Brian Burkholder, EMU Campus Pastor Brian Burkholder, EMU campus pastor
Week one scriptures: Luke 1:26-38

Visiting anew the opening chapters of the gospels of Luke and Matthew, I found myself inspired by Mary, Joseph and Elizabeth.

I pondered what it would have been like to be in their places – to have been chosen for a special purpose of God; to have received a clear message from God; and to have responded out of reverence, servanthood and faithfulness to God.

Mary, who was engaged to be married, was perplexed and perhaps initially fearful when the angel Gabriel came to her and greeted her as “favored one.” She questioned the wisdom of the angel regarding conception before, after hearing his explanation of how the Holy Spirit would come upon her and the power of the Most High would overshadow her, making herself available as servant of the Lord.

Joseph, ready to quietly dismiss Mary from their engagement so as not to expose her to public disgrace upon learning that she was expecting a baby, also encountered an angel of the Lord. In his dream, which must have been vivid and unmistakably from God, he was given clear directions to take Mary as his wife and to name the child Jesus.

Elizabeth, six months or so after having her own encounter with a messenger from God, and while carrying a son in what had been her barren womb, encountered the Lord himself for the first time. When she heard Mary’s greeting and felt her son jump in her womb, she was filled with the Holy Spirit leading her to boldly proclaim the child within Mary as her Lord.

Oh to have the faith of these three servants of God!

Granted, it helps when God shows up and speaks with such clarity.
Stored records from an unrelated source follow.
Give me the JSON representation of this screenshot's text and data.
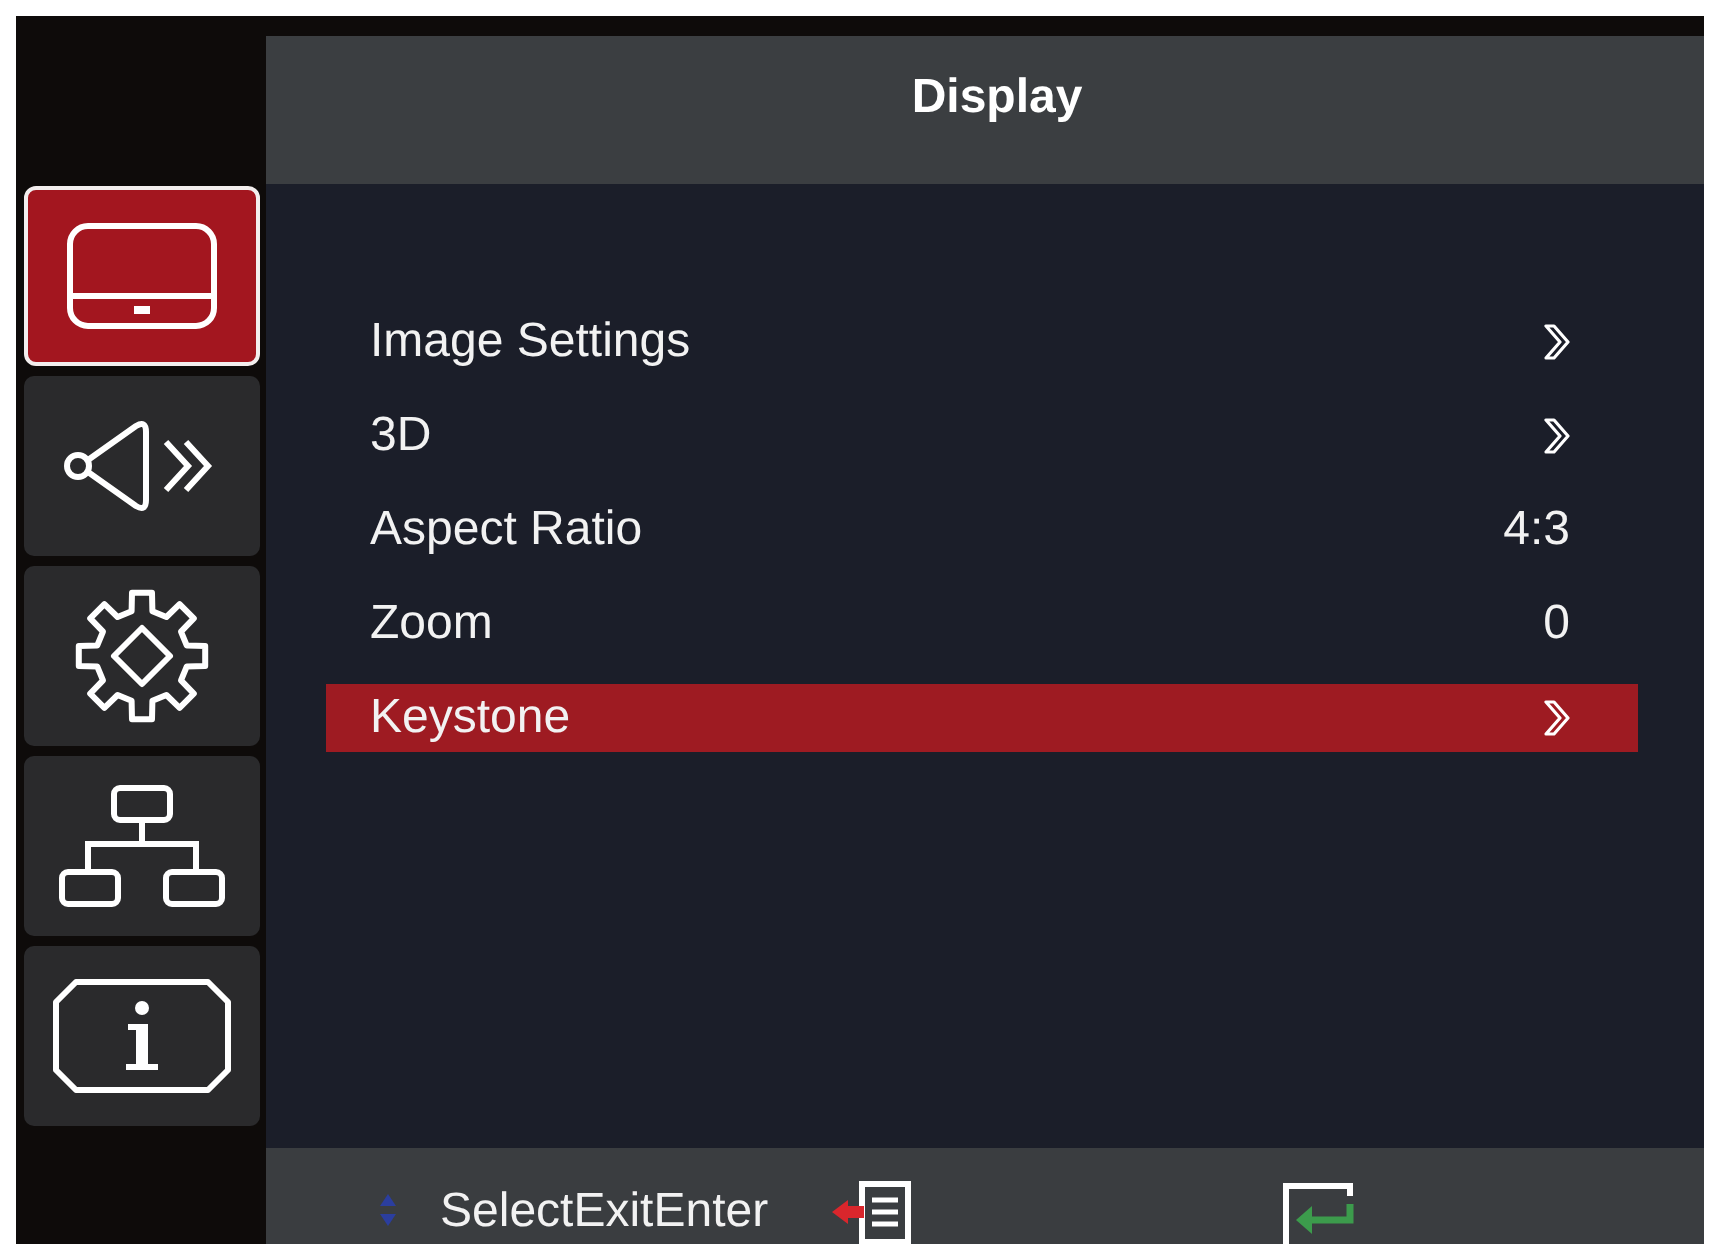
{
  "title": "Display",
  "sidebar": {
    "tabs": [
      {
        "kind": "display",
        "selected": true
      },
      {
        "kind": "audio",
        "selected": false
      },
      {
        "kind": "setup",
        "selected": false
      },
      {
        "kind": "network",
        "selected": false
      },
      {
        "kind": "info",
        "selected": false
      }
    ]
  },
  "menu": {
    "items": [
      {
        "label": "Image Settings",
        "kind": "submenu",
        "selected": false
      },
      {
        "label": "3D",
        "kind": "submenu",
        "selected": false
      },
      {
        "label": "Aspect Ratio",
        "kind": "value",
        "value": "4:3",
        "selected": false
      },
      {
        "label": "Zoom",
        "kind": "value",
        "value": "0",
        "selected": false
      },
      {
        "label": "Keystone",
        "kind": "submenu",
        "selected": true
      }
    ]
  },
  "footer": {
    "hint": "SelectExitEnter"
  }
}
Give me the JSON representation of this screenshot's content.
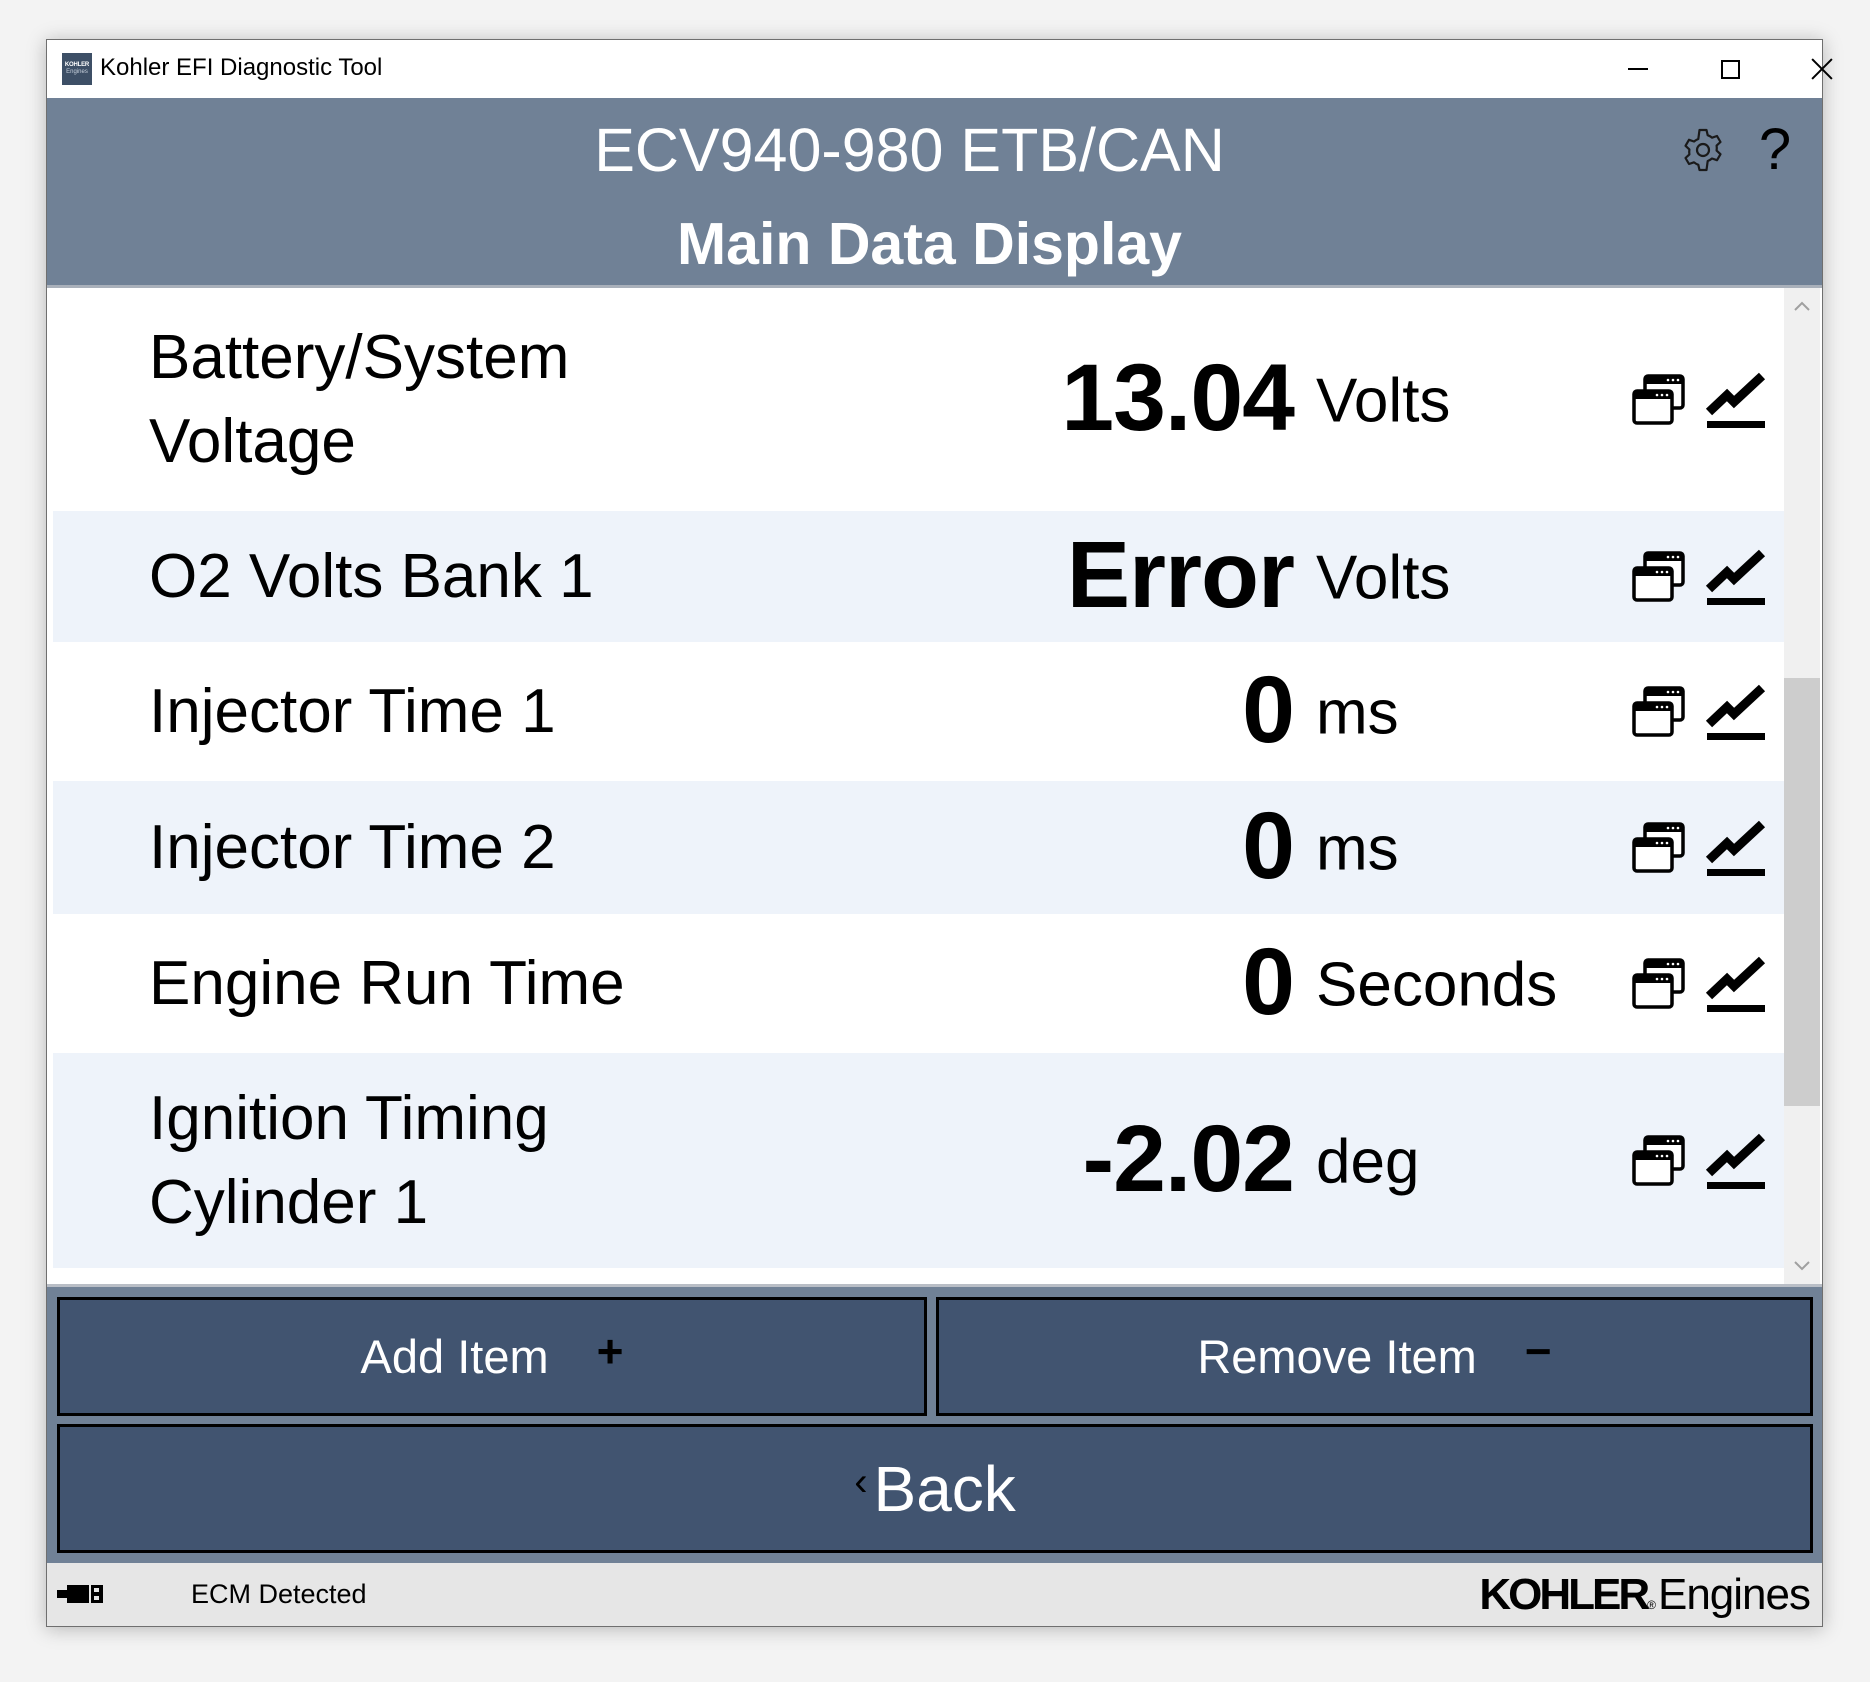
{
  "window": {
    "title": "Kohler EFI Diagnostic Tool",
    "app_icon": {
      "line1": "KOHLER",
      "line2": "Engines"
    },
    "controls": {
      "minimize": "minimize-icon",
      "maximize": "maximize-icon",
      "close": "close-icon"
    }
  },
  "header": {
    "title": "ECV940-980 ETB/CAN",
    "subtitle": "Main Data Display",
    "settings_icon": "gear-icon",
    "help_label": "?"
  },
  "rows": [
    {
      "label": "Battery/System Voltage",
      "value": "13.04",
      "unit": "Volts"
    },
    {
      "label": "O2 Volts Bank 1",
      "value": "Error",
      "unit": "Volts"
    },
    {
      "label": "Injector Time 1",
      "value": "0",
      "unit": "ms"
    },
    {
      "label": "Injector Time 2",
      "value": "0",
      "unit": "ms"
    },
    {
      "label": "Engine Run Time",
      "value": "0",
      "unit": "Seconds"
    },
    {
      "label": "Ignition Timing Cylinder 1",
      "value": "-2.02",
      "unit": "deg"
    }
  ],
  "row_icons": {
    "popout": "popout-window-icon",
    "chart": "trend-chart-icon"
  },
  "buttons": {
    "add_label": "Add Item",
    "add_symbol": "+",
    "remove_label": "Remove Item",
    "remove_symbol": "−",
    "back_chevron": "‹",
    "back_label": "Back"
  },
  "status": {
    "connection_icon": "usb-plug-icon",
    "text": "ECM Detected",
    "brand_bold": "KOHLER",
    "brand_reg": "®",
    "brand_light": "Engines"
  },
  "colors": {
    "header_bg": "#708196",
    "button_bg": "#415470",
    "row_alt_bg": "#eef3fa",
    "status_bg": "#e6e6e6"
  }
}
Many of us yearn for such clearness when making decisions of faithful living. Yet there is an essential posture of servanthood demonstrated here – a willingness to be of use for God’s ways, a practice of listening for and to God’s voice, and boldness in accepting and naming the Lord as Lord.

In this season of Advent, a time of expectant waiting and preparation for the coming of Lord Jesus, might we all be inspired to embody such a posture.